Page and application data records
--- START ---
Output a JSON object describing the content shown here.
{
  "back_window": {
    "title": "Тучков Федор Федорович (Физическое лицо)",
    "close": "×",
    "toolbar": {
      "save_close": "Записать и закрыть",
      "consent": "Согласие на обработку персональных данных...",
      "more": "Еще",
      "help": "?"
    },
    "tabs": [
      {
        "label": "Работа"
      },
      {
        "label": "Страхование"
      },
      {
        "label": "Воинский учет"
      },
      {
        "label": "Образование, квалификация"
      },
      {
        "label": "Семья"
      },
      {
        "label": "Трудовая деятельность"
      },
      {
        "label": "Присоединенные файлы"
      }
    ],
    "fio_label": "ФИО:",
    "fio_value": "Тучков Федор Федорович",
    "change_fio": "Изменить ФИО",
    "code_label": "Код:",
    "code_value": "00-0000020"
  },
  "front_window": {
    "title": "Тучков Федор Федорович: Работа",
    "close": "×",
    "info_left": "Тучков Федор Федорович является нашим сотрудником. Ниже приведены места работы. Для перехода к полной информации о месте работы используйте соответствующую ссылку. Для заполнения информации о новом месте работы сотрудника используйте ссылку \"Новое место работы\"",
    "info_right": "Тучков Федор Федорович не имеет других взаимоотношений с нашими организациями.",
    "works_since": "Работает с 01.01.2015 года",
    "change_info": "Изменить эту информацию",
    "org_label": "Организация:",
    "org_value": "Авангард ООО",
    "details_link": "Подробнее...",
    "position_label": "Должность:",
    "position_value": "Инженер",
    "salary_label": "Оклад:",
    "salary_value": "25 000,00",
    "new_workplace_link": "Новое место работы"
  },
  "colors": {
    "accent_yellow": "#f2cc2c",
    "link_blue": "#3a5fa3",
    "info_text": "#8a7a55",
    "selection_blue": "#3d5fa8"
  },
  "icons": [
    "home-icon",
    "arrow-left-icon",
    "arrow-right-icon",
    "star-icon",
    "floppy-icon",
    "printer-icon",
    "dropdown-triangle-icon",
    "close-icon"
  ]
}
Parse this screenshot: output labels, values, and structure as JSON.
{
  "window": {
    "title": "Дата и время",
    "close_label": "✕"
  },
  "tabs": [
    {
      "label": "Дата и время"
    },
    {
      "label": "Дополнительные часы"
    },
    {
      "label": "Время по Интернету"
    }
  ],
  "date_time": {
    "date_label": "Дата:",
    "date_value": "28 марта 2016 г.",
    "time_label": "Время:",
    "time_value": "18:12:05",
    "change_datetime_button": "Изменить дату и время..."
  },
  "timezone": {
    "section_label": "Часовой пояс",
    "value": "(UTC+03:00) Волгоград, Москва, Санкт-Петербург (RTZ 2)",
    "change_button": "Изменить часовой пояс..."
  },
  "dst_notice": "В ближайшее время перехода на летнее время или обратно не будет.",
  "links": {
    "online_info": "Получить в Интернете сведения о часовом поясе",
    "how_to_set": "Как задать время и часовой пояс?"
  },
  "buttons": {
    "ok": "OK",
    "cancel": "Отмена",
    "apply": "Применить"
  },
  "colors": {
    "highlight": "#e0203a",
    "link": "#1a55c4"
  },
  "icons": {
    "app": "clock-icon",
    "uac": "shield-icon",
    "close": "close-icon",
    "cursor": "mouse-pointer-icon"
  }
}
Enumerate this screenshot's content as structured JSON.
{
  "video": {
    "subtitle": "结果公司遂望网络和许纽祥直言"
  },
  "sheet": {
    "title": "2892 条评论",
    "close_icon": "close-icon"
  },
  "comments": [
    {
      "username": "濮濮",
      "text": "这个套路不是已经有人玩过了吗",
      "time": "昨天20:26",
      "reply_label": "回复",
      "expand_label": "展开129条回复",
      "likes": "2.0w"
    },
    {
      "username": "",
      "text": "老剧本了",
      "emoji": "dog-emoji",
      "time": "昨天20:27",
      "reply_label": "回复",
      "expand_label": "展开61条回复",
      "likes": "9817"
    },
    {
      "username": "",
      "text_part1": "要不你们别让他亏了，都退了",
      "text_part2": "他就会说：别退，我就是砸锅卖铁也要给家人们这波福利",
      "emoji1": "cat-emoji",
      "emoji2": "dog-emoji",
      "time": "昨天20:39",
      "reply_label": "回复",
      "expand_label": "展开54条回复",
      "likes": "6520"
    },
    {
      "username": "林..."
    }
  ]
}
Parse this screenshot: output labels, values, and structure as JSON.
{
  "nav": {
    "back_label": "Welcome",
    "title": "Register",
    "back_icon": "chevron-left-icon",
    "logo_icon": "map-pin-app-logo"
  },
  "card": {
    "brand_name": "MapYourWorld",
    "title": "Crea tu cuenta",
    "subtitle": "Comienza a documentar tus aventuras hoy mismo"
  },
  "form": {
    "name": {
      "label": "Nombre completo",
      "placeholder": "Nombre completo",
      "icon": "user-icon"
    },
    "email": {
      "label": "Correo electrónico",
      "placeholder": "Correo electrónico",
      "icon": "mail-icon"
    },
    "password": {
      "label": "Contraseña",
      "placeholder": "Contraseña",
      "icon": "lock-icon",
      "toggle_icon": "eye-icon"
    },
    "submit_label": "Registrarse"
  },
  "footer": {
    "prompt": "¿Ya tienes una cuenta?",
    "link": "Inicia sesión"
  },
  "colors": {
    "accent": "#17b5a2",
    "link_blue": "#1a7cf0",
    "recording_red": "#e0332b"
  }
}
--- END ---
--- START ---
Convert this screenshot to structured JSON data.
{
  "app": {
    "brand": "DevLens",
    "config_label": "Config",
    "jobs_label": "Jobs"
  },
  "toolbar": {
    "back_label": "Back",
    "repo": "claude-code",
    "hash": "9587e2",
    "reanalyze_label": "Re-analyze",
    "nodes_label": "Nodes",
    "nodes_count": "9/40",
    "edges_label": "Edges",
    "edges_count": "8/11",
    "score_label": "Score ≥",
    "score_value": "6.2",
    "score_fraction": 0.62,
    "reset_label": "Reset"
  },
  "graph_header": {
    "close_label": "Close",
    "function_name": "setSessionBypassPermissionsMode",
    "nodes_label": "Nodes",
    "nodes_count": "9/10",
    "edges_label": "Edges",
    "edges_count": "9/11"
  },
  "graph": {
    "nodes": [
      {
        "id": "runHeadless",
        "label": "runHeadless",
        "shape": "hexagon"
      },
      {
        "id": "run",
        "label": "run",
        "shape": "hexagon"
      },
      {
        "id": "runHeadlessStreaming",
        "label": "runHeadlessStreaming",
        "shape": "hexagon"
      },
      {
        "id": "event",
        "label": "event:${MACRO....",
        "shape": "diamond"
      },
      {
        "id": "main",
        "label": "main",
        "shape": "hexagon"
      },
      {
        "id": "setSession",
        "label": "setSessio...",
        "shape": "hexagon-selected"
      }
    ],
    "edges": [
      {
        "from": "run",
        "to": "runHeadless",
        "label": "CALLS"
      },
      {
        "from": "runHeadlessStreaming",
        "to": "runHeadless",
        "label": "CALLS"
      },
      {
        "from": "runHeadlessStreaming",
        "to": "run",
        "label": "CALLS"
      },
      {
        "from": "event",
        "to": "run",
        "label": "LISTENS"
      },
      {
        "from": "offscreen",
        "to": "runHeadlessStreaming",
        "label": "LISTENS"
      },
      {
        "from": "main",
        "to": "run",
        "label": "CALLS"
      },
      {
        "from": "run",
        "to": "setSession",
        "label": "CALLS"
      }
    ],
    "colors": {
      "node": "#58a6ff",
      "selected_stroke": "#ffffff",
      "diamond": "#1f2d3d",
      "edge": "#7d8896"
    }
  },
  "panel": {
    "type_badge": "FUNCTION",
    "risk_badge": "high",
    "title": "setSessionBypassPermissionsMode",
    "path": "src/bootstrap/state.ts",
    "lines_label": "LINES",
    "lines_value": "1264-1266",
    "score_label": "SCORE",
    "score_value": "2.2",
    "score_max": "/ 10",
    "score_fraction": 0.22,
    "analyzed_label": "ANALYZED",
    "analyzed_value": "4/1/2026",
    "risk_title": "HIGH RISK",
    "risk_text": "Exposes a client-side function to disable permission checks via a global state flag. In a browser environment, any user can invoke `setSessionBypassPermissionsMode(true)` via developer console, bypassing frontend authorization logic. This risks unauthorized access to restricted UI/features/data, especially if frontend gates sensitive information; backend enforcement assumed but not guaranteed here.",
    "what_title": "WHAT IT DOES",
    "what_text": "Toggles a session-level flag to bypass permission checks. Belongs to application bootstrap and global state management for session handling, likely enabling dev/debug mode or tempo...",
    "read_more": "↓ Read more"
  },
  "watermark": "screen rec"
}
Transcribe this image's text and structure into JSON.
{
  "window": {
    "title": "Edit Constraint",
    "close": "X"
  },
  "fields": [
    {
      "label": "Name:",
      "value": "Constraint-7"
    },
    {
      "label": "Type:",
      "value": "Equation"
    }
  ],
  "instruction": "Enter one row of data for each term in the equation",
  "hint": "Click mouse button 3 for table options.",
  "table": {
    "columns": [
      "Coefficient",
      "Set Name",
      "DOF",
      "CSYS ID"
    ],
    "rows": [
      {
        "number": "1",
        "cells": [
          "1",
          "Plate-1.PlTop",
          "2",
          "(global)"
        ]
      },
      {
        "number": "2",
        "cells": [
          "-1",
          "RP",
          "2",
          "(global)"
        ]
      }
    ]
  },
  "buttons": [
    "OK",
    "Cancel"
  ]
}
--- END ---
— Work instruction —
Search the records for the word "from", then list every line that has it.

— Finished exercise —
        "from": "run",
        "from": "runHeadlessStreaming",
        "from": "runHeadlessStreaming",
        "from": "event",
        "from": "offscreen",
        "from": "main",
        "from": "run",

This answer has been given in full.